Picking a Location
As with your job search, there’s no one place to start. Usually, however, you will start in the area where you work or live, picking a property type you understand at a price level you can afford.
You can begin to explore your options simply by looking at maps. (It is amazing how much you can learn by looking at maps—all kinds of maps!) These days, the Internet is making available a wealth of detailed aerial maps that in the past were accessible to only the biggest companies.
You can continue your education by walking or driving around. You can visit apartments, houses, stores, and offices. Try to spot where change is occurring. What areas are in or out? Where are the artists moving? Where are the trendy shops and hot restaurants—the streets with “buzz?” Where are the areas with architecturally interesting structures that might be renovated attractively? What companies, and which brokers, are operating in this area?

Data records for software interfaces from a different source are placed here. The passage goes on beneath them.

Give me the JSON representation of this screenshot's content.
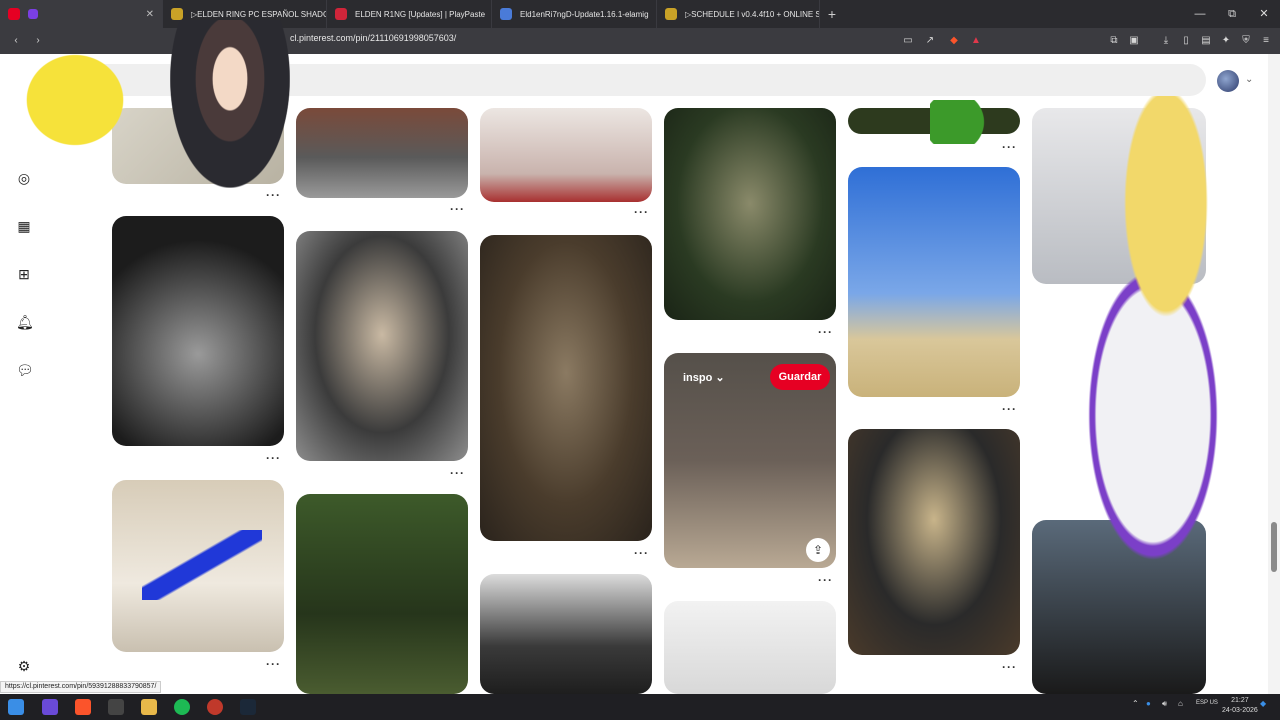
{
  "browser": {
    "tabs": [
      {
        "label": "",
        "favicon_color": "#e60023"
      },
      {
        "label": "▷ELDEN RING PC ESPAÑOL SHADO",
        "favicon_color": "#c9a227"
      },
      {
        "label": "ELDEN R1NG [Updates] | PlayPaste",
        "favicon_color": "#d0253a"
      },
      {
        "label": "Eld1enRi7ngD-Update1.16.1-elamig",
        "favicon_color": "#4a7bd8"
      },
      {
        "label": "▷SCHEDULE I v0.4.4f10 + ONLINE S",
        "favicon_color": "#c9a227"
      }
    ],
    "new_tab": "+",
    "url": "cl.pinterest.com/pin/21110691998057603/",
    "window_controls": [
      "—",
      "⧉",
      "✕"
    ]
  },
  "header": {
    "account_menu": "⌄"
  },
  "pins": {
    "board_label": "inspo",
    "save_label": "Guardar",
    "share_icon": "⇪",
    "more_label": "···"
  },
  "status_bar": {
    "url": "https://cl.pinterest.com/pin/59391288833790857/"
  },
  "taskbar": {
    "language": "ESP\nUS",
    "time": "21:27",
    "date": "24-03-2026"
  },
  "colors": {
    "accent": "#e60023"
  }
}
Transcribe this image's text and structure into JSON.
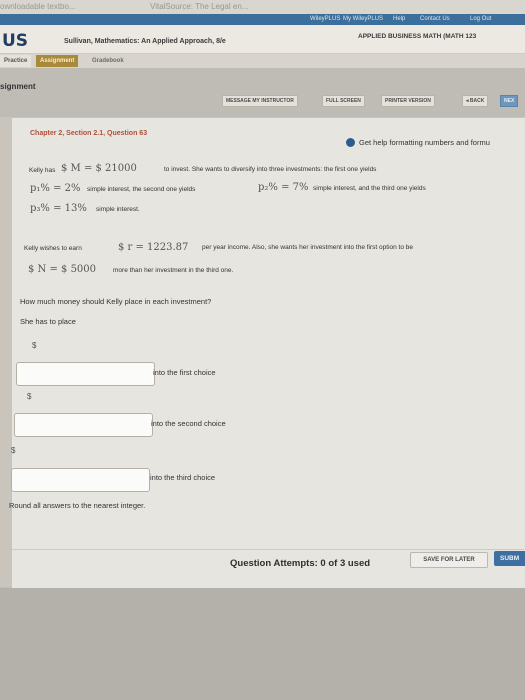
{
  "browser": {
    "tabs": [
      "ownloadable textbo...",
      "VitalSource: The Legal en..."
    ]
  },
  "toplinks": [
    "WileyPLUS",
    "My WileyPLUS",
    "Help",
    "Contact Us",
    "Log Out"
  ],
  "header": {
    "logo": "US",
    "course_title": "Sullivan, Mathematics: An Applied Approach, 8/e",
    "course_code": "APPLIED BUSINESS MATH (MATH 123"
  },
  "nav": {
    "practice": "Practice",
    "assignment": "Assignment",
    "gradebook": "Gradebook"
  },
  "page": {
    "title": "signment"
  },
  "toolbar": {
    "message": "MESSAGE MY INSTRUCTOR",
    "fullscreen": "FULL SCREEN",
    "printer": "PRINTER VERSION",
    "back": "◂ BACK",
    "next": "NEX"
  },
  "question": {
    "chapter": "Chapter 2, Section 2.1, Question 63",
    "help": "Get help formatting numbers and formu",
    "line1_a": "Kelly has",
    "line1_math": "$ M = $ 21000",
    "line1_b": "to invest. She wants to diversify into three investments: the first one yields",
    "line2_math1": "p₁% = 2%",
    "line2_a": "simple interest, the second one yields",
    "line2_math2": "p₂% = 7%",
    "line2_b": "simple interest, and the third one yields",
    "line3_math": "p₃% = 13%",
    "line3_a": "simple interest.",
    "line4_a": "Kelly wishes to earn",
    "line4_math": "$ r = 1223.87",
    "line4_b": "per year income. Also, she wants her investment into the first option to be",
    "line5_math": "$ N = $ 5000",
    "line5_a": "more than her investment in the third one.",
    "prompt": "How much money should Kelly place in each investment?",
    "prompt2": "She has to place",
    "currency": "$",
    "answers": [
      {
        "value": "",
        "label": "into the first choice"
      },
      {
        "value": "",
        "label": "into the second choice"
      },
      {
        "value": "",
        "label": "into the third choice"
      }
    ],
    "note": "Round all answers to the nearest integer."
  },
  "footer": {
    "attempts": "Question Attempts: 0 of 3 used",
    "save": "SAVE FOR LATER",
    "submit": "SUBM"
  },
  "colors": {
    "accent": "#3f6fa0",
    "chapter": "#b0503a",
    "nav_active": "#a9893a"
  }
}
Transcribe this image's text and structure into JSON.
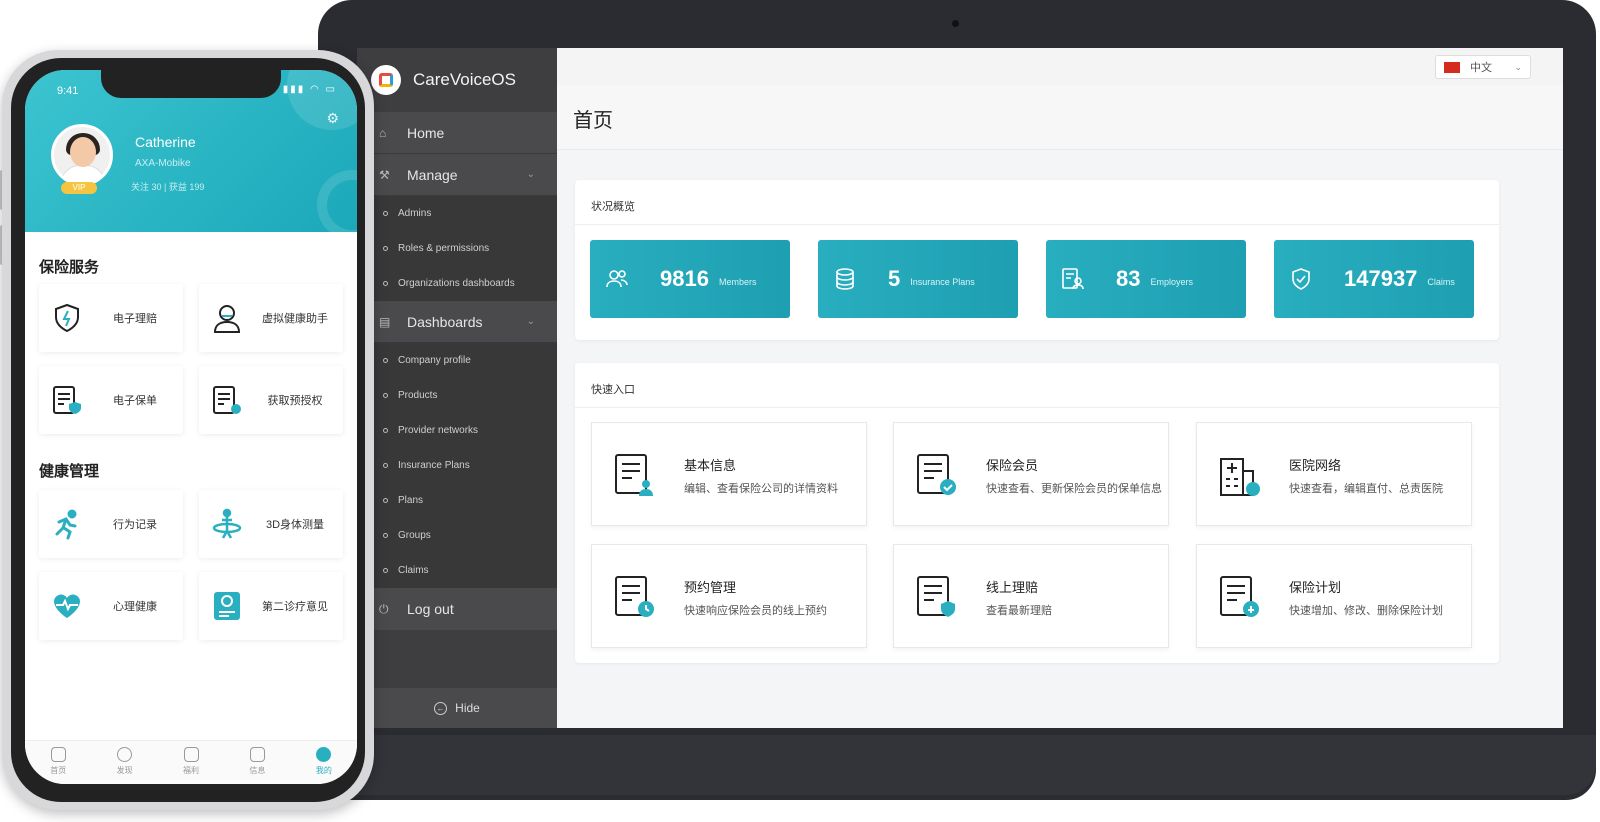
{
  "laptop": {
    "brand": "CareVoiceOS",
    "language": "中文",
    "page_title": "首页",
    "nav": {
      "home": "Home",
      "manage": "Manage",
      "manage_items": [
        "Admins",
        "Roles & permissions",
        "Organizations dashboards"
      ],
      "dashboards": "Dashboards",
      "dashboard_items": [
        "Company profile",
        "Products",
        "Provider networks",
        "Insurance Plans",
        "Plans",
        "Groups",
        "Claims"
      ],
      "logout": "Log out",
      "hide": "Hide"
    },
    "overview": {
      "title": "状况概览",
      "stats": [
        {
          "value": "9816",
          "label": "Members",
          "icon": "members-icon"
        },
        {
          "value": "5",
          "label": "Insurance Plans",
          "icon": "database-icon"
        },
        {
          "value": "83",
          "label": "Employers",
          "icon": "employer-icon"
        },
        {
          "value": "147937",
          "label": "Claims",
          "icon": "shield-icon"
        }
      ]
    },
    "quick": {
      "title": "快速入口",
      "cards": [
        {
          "title": "基本信息",
          "desc": "编辑、查看保险公司的详情资料",
          "icon": "document-user-icon"
        },
        {
          "title": "保险会员",
          "desc": "快速查看、更新保险会员的保单信息",
          "icon": "document-check-icon"
        },
        {
          "title": "医院网络",
          "desc": "快速查看，编辑直付、总责医院",
          "icon": "hospital-icon"
        },
        {
          "title": "预约管理",
          "desc": "快速响应保险会员的线上预约",
          "icon": "document-clock-icon"
        },
        {
          "title": "线上理赔",
          "desc": "查看最新理赔",
          "icon": "document-shield-icon"
        },
        {
          "title": "保险计划",
          "desc": "快速增加、修改、删除保险计划",
          "icon": "document-chart-icon"
        }
      ]
    }
  },
  "phone": {
    "time": "9:41",
    "user": {
      "name": "Catherine",
      "company": "AXA-Mobike",
      "stats": "关注 30   |   获益 199",
      "badge": "VIP"
    },
    "insurance_section": "保险服务",
    "insurance_tiles": [
      {
        "label": "电子理赔",
        "icon": "shield-bolt-icon"
      },
      {
        "label": "虚拟健康助手",
        "icon": "doctor-icon"
      },
      {
        "label": "电子保单",
        "icon": "policy-icon"
      },
      {
        "label": "获取预授权",
        "icon": "authorization-icon"
      }
    ],
    "health_section": "健康管理",
    "health_tiles": [
      {
        "label": "行为记录",
        "icon": "running-icon"
      },
      {
        "label": "3D身体测量",
        "icon": "body-scan-icon"
      },
      {
        "label": "心理健康",
        "icon": "heart-pulse-icon"
      },
      {
        "label": "第二诊疗意见",
        "icon": "second-opinion-icon"
      }
    ],
    "tabs": [
      "首页",
      "发现",
      "福利",
      "信息",
      "我的"
    ],
    "accent": "#2aafc0"
  }
}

Think of yourself as a comparison shopper. You would think nothing of asking the proprietor the price of a particular item in a store. Think the same way about property that goes up for sale. In real estate, it is much more difficult to “find the proprietor,” and you might not know how much to believe when you do hear a price, but it is crucial that you begin to understand value. Thinking simultaneously in qualitative and quantitative terms about a property is not easy, but it is crucial to successful investment. The size and physical condition, the legal restrictions, the rent structure, the availability and cost of financing—all enter into the equation. There may be a big difference between the asking and the real price.
One of your toughest problems, starting out, is deciding which deals are worth spending time to investigate. Especially if you have a day job, this will be a limiting factor. This is why it’s better to focus early on a specific neighborhood or property type where your learning will be cumulative. It is like buying a house. Until you have seen several, preferably in the same neighborhood, you will not have the confidence needed to act quickly when the right deal comes along.